6. Most esports fans are also fans of traditional sports

There is a mistaken perception among many sports marketers that esports fans are completely separate from traditional sports fans. Only 13 percent of U.S. esports fans in our survey said that “esports is the only sport I watch.”

7. Sports video games are secondary esports 

NBA, NFL and MLB owners see the potential to activate sponsors and fans across real-world and virtual teams. However, none of the top 10 video games in 2018 were sports-based, and those who play only sports-based video games are less likely to watch esports. For marketers, reaching esports fans requires association with combat-oriented games, which presents brand risks.

Esports will be thwarted by fragmentation and opacity, unless the industry takes concerted action:

Activate consistently. Esports organizations can solve the efficient reach problem for sponsors by activating under the same team name across multiple leagues and titles. But they must beef up their marketing and analytics talent.

Lock in the streamers.

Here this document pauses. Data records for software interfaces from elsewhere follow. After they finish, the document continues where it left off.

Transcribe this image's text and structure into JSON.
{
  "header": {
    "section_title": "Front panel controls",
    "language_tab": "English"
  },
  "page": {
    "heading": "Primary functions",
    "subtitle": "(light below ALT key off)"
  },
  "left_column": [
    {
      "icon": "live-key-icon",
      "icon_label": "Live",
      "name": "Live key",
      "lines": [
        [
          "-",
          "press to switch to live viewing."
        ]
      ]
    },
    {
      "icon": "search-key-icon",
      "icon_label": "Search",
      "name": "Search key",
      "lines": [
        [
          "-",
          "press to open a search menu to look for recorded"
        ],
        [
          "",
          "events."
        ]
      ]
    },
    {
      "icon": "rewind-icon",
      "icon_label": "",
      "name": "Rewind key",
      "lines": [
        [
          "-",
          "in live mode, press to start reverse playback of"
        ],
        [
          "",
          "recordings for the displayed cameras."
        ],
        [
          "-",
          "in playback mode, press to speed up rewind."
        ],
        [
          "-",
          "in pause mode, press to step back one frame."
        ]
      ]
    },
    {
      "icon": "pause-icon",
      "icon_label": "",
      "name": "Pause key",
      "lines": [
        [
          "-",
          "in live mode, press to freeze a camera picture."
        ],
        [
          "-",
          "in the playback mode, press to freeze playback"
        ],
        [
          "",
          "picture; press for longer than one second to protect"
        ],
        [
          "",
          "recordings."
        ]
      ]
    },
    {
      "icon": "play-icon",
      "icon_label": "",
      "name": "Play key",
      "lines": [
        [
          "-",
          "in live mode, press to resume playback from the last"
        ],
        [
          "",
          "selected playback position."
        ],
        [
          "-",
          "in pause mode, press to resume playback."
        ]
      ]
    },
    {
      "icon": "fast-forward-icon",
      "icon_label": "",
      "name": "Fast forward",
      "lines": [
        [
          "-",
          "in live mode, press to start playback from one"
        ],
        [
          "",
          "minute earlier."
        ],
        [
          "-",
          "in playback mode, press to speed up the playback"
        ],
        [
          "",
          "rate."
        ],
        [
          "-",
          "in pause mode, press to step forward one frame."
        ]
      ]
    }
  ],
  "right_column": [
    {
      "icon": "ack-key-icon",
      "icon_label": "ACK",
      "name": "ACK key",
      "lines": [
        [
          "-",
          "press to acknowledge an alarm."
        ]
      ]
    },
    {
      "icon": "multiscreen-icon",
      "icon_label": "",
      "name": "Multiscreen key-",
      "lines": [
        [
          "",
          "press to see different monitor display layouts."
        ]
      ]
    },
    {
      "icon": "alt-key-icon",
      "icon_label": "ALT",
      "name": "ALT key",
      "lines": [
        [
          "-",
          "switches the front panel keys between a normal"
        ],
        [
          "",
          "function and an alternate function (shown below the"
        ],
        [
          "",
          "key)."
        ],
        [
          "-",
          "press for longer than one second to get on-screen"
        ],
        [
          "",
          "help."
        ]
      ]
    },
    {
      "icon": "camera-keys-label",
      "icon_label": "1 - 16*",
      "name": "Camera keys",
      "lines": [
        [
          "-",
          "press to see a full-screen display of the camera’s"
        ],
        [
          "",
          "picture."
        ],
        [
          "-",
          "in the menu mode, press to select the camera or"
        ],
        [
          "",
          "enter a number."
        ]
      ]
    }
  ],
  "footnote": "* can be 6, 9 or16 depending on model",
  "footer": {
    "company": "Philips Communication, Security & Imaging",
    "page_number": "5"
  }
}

There is natural synergy between streamers and the esports teams — they can cross-promote, make joint appearances and deliver better engagement than platforms and better market coverage than leagues. But teams are in a battle with agencies for the top streamers.

Get face to face. Live esports events have proved immensely popular, and sponsors value in-person much more than digital engagement.

Improve audience measurement. The major streaming platforms should enable marketers to cap ad frequency and measure unduplicated reach, including sponsorships sold by teams and leagues. 

Target. Esports is now at an efficient scale for ad targeting, and the industry should enable sponsors to target microsegments of esports fans.

This year promises explosive growth for esports sponsorship, but only if the industry lays the foundation for mainstream brands to succeed.

Dan Singer leads McKinsey & Company’s Global Sports and Gaming Practice. He is also an investor in TSM, an esports organization. Jayson Chi is a senior adviser at McKinsey and an early-stage investor in interactive entertainment, including investments in TSM and Popdog, an esports and streaming agency. Uta Allenstein, Oliver Gediehn, Alex Kimmet, and Daniel Sun of McKinsey & Company contributed valuable data, research and expertise.

Questions about OPED submission guidelines? Email editor Jake Kyler at jkyler@sportsbusinessjournal.com